§ AIM OF THE EXERCISE:
Among the following entries, say how many lines contain the word "JSON"; the answer is a number and nothing else.

─── DATA FOR THIS EXERCISE ───

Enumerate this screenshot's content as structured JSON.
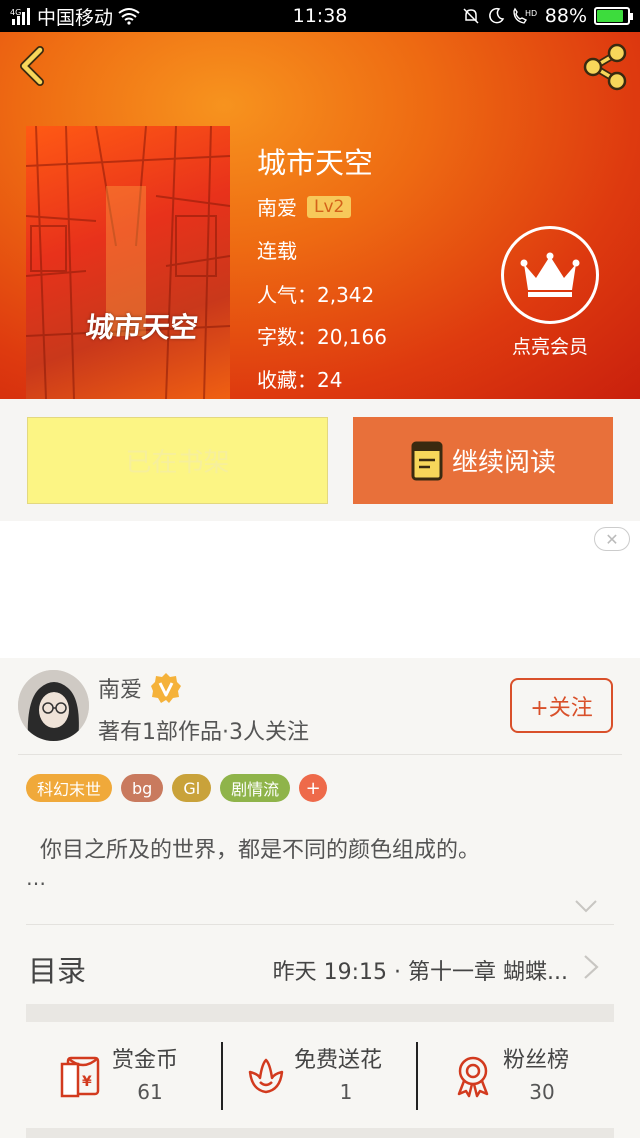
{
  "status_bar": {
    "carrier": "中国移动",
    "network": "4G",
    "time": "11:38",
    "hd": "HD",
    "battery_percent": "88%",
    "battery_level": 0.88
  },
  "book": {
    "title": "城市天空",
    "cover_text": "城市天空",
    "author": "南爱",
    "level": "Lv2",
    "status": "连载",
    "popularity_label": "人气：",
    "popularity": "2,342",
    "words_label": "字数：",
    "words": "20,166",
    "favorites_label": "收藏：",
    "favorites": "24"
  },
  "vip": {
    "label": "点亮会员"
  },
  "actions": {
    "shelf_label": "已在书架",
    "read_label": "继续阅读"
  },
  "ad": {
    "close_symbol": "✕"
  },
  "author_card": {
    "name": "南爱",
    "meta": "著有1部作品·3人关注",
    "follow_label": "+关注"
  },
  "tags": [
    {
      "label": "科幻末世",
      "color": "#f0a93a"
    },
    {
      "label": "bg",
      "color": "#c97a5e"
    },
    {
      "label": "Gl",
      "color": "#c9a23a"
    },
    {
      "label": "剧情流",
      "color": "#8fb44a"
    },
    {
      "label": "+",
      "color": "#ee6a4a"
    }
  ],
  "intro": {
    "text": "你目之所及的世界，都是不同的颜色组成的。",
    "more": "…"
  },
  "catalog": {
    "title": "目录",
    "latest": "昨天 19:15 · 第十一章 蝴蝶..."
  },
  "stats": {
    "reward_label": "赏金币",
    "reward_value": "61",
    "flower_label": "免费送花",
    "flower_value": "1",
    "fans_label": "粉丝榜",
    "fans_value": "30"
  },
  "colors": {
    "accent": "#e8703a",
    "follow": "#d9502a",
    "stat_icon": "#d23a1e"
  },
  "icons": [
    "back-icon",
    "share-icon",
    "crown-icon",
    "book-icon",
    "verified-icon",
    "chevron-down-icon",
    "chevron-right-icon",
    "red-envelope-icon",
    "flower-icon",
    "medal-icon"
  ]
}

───
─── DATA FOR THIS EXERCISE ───

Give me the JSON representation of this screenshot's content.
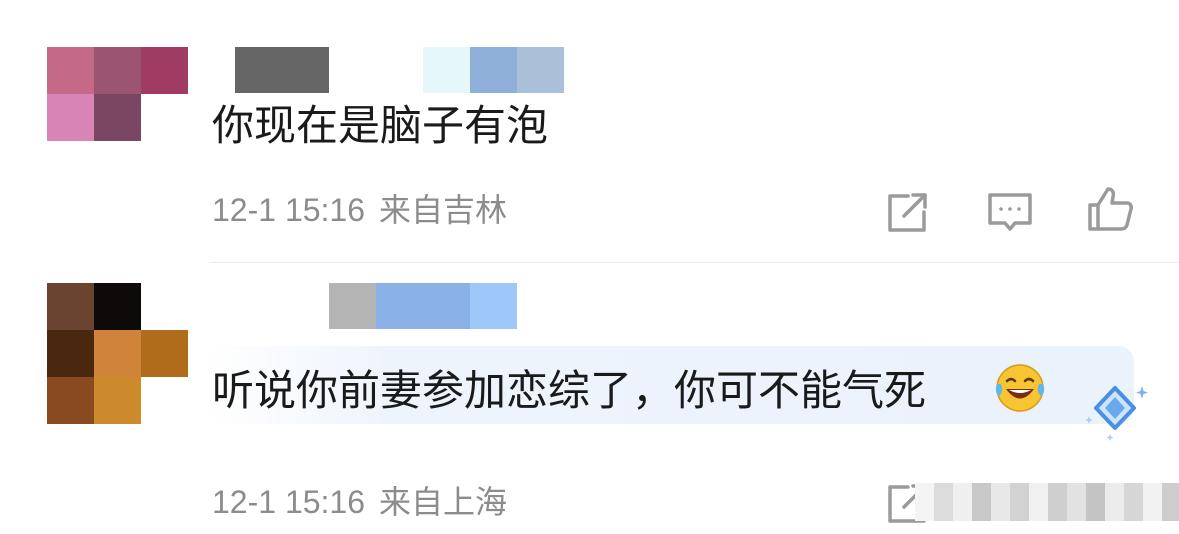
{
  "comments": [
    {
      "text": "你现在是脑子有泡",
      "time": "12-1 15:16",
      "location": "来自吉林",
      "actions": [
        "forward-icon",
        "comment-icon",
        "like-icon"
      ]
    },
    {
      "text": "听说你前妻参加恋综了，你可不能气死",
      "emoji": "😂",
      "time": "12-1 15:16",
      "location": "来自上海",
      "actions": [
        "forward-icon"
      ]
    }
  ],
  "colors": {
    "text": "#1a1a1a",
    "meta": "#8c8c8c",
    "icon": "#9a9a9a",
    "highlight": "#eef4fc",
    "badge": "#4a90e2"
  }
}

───
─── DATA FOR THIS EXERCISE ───

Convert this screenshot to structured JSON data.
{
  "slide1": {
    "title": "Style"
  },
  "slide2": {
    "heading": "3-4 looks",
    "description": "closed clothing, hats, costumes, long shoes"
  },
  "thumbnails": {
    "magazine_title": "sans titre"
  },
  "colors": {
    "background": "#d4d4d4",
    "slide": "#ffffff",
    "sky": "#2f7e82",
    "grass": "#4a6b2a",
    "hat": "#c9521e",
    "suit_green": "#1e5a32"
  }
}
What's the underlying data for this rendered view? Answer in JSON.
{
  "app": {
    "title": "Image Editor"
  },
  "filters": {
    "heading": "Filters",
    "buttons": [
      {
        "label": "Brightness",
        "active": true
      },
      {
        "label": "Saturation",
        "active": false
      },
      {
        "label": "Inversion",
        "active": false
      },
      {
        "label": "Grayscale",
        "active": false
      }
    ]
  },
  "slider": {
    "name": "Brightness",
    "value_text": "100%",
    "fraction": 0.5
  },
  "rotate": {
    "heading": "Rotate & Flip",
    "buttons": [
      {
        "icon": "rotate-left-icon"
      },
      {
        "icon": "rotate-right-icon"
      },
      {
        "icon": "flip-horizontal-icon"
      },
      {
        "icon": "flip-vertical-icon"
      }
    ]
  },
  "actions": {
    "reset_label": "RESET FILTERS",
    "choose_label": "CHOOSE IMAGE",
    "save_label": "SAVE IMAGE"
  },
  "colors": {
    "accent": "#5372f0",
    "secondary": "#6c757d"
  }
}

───

§ EXERCISE ANSWER:
4